There would also be scenarios where the only goal is to grow your economy to a certain size. There might not even be enemies at all in these scenarios. That would help to teach players about how to grow their economy efficiently. And they would always have a few examples of replay files they could watch to see how other people did it. So a lot of the lessons would essentially be puzzles: "you can do this 8-minute puzzle to learn the game better."

Every scenario would be intended to teach a small amount of information in a memorable way. Some would be more open ("beat this AI, however you want to do it") and others would be much more rigid ("overwhelm 3 triads by making a lot of lobos and then the scenario ends immediately").
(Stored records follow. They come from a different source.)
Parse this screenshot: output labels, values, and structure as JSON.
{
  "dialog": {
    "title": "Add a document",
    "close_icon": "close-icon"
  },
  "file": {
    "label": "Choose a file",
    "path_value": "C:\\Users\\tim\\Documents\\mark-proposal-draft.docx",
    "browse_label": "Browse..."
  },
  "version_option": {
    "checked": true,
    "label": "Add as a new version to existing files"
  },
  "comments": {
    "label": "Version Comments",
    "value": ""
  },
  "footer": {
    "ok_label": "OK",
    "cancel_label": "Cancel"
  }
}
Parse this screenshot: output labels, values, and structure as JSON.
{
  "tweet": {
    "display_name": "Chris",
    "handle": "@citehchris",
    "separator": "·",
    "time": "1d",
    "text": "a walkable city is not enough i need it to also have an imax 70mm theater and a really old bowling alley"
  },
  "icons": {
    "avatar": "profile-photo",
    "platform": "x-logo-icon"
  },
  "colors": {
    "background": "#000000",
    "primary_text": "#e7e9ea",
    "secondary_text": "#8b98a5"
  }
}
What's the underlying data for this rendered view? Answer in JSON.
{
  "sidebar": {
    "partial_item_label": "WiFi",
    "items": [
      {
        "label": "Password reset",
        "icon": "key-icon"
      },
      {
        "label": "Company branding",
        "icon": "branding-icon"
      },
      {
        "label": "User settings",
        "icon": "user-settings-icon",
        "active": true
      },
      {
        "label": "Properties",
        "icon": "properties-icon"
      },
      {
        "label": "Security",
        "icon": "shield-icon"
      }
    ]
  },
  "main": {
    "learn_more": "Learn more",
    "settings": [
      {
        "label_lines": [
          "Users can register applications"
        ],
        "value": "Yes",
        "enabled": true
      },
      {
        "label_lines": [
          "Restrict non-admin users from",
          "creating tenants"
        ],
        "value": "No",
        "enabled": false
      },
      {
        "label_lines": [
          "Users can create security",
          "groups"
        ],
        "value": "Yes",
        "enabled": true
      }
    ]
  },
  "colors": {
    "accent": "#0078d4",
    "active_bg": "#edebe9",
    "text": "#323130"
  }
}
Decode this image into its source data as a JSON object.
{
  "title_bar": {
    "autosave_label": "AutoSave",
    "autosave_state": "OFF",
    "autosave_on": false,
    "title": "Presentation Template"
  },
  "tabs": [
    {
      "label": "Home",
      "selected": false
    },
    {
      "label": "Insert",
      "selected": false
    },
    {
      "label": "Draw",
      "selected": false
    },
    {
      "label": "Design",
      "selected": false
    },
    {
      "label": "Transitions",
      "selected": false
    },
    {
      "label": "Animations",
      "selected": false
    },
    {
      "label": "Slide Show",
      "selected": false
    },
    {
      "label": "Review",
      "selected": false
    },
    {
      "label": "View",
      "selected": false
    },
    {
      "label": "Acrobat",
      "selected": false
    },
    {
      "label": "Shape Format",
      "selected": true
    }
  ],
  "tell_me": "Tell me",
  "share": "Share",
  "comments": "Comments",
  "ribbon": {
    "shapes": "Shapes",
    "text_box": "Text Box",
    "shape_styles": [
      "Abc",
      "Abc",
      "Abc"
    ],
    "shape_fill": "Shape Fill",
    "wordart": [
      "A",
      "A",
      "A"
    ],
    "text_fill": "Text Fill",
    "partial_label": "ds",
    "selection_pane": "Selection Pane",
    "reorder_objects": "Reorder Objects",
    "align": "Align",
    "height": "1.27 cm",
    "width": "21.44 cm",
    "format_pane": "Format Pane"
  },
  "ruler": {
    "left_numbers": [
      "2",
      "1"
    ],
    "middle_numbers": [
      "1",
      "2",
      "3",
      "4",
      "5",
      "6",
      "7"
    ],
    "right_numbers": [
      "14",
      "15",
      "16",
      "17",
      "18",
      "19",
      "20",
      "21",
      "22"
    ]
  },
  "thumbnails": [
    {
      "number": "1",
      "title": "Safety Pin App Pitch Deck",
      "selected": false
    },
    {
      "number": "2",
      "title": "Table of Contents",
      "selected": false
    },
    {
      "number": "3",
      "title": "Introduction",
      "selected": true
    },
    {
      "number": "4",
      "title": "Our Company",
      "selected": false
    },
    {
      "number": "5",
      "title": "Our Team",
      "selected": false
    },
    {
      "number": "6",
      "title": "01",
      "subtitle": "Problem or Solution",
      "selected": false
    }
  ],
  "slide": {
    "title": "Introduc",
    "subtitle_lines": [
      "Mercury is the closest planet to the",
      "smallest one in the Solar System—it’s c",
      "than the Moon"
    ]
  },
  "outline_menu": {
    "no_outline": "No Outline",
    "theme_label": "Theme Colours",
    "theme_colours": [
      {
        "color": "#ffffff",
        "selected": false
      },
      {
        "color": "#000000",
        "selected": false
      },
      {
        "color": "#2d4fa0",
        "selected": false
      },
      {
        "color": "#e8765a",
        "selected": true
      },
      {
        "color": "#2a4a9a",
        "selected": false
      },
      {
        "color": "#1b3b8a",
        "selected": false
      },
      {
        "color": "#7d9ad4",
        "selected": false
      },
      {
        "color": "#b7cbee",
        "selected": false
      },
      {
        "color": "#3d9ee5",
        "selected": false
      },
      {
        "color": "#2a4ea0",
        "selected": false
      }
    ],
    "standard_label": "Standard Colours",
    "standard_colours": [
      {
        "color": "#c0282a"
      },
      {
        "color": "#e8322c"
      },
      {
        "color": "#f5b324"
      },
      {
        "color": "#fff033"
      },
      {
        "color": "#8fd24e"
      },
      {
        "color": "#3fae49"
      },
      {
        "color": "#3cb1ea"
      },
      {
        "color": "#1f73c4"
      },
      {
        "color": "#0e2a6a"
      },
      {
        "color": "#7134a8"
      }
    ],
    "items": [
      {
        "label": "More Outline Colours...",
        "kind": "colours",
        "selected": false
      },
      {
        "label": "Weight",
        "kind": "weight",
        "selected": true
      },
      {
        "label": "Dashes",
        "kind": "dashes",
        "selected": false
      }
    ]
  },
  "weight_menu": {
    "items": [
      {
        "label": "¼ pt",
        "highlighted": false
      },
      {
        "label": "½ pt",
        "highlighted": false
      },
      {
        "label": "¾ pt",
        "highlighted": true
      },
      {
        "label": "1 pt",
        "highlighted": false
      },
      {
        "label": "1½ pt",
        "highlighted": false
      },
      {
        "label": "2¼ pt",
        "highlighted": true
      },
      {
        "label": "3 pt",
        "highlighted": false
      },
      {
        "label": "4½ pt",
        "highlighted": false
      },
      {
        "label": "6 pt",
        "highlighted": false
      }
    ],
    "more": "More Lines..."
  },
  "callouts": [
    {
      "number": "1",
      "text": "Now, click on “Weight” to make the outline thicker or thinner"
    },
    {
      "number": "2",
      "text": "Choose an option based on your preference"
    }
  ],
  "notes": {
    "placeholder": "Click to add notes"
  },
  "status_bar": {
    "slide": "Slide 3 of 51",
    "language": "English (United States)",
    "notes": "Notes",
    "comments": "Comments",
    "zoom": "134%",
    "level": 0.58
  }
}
How about a scenario where there are no mexes, no ACUs, you start with 4 land facs, 20 tanks, 5 engineers, and 1 scout plane, the AI has like 70 tanks, and you have to scout out the map and pick off AI forces with "defeat in detail" in order to get enough reclaim to make new tanks to win. It would teach scouting, looking for mass-efficient fights, and taking reclaim. For some lessons, you completely remove eco management so they can focus on units. Other missions, completely remove combat stuff so they focus on eco. Instead of always throwing players into a situation where they can win by improving eco OR by being smarter with units (which doesn't specifically teach anything, it does push them to get better, but not in the same way as specifically teaching 1 skill/idea)

The idea would be, if a player completes all of the lessons, they should have enough skills to play at the low end of 1v1 ladder without feeling bad or to participate in low-end team games without feeling completely lost.

Rather than going for voice acting or lots of text in the scenario itself to explain things, the explanations should be kept brief and outside of the scenario, to make them easier to prepare. People who can't beat a scenario would watch replay files to learn how to do it. That way, there is no language barrier for anyone. The "mission briefing" in the client for each scenario (before you click on it to open it) could be a simple picture showing a good base layout along with arrows showing the order to make the buildings.

Having the lessons would be a way for people to get a sense of accomplishment, and an easy way to blow off steam if they're annoyed about losing. If they take some of that negative energy, and put it into completing lessons for 30 minutes, they would hopefully feel better about coming back to the competitive part of the game and trying again.

The worst thing is when people take that energy and spend it on playing pointless games against AI, which only teaches the players to turtle and not to learn new ways to play. "1 human + 3 AI vs 4 AI" is not a way to learn anything. Puzzles could provide more satisfaction, with not a lot more stress.

Of course we would also plant the message that once you finish all the lessons, you SIMPLY MUST try the ladder. Like: how can you complete all these lessons and NOT get on the ladder? You gotta show off your skills! We need you out there!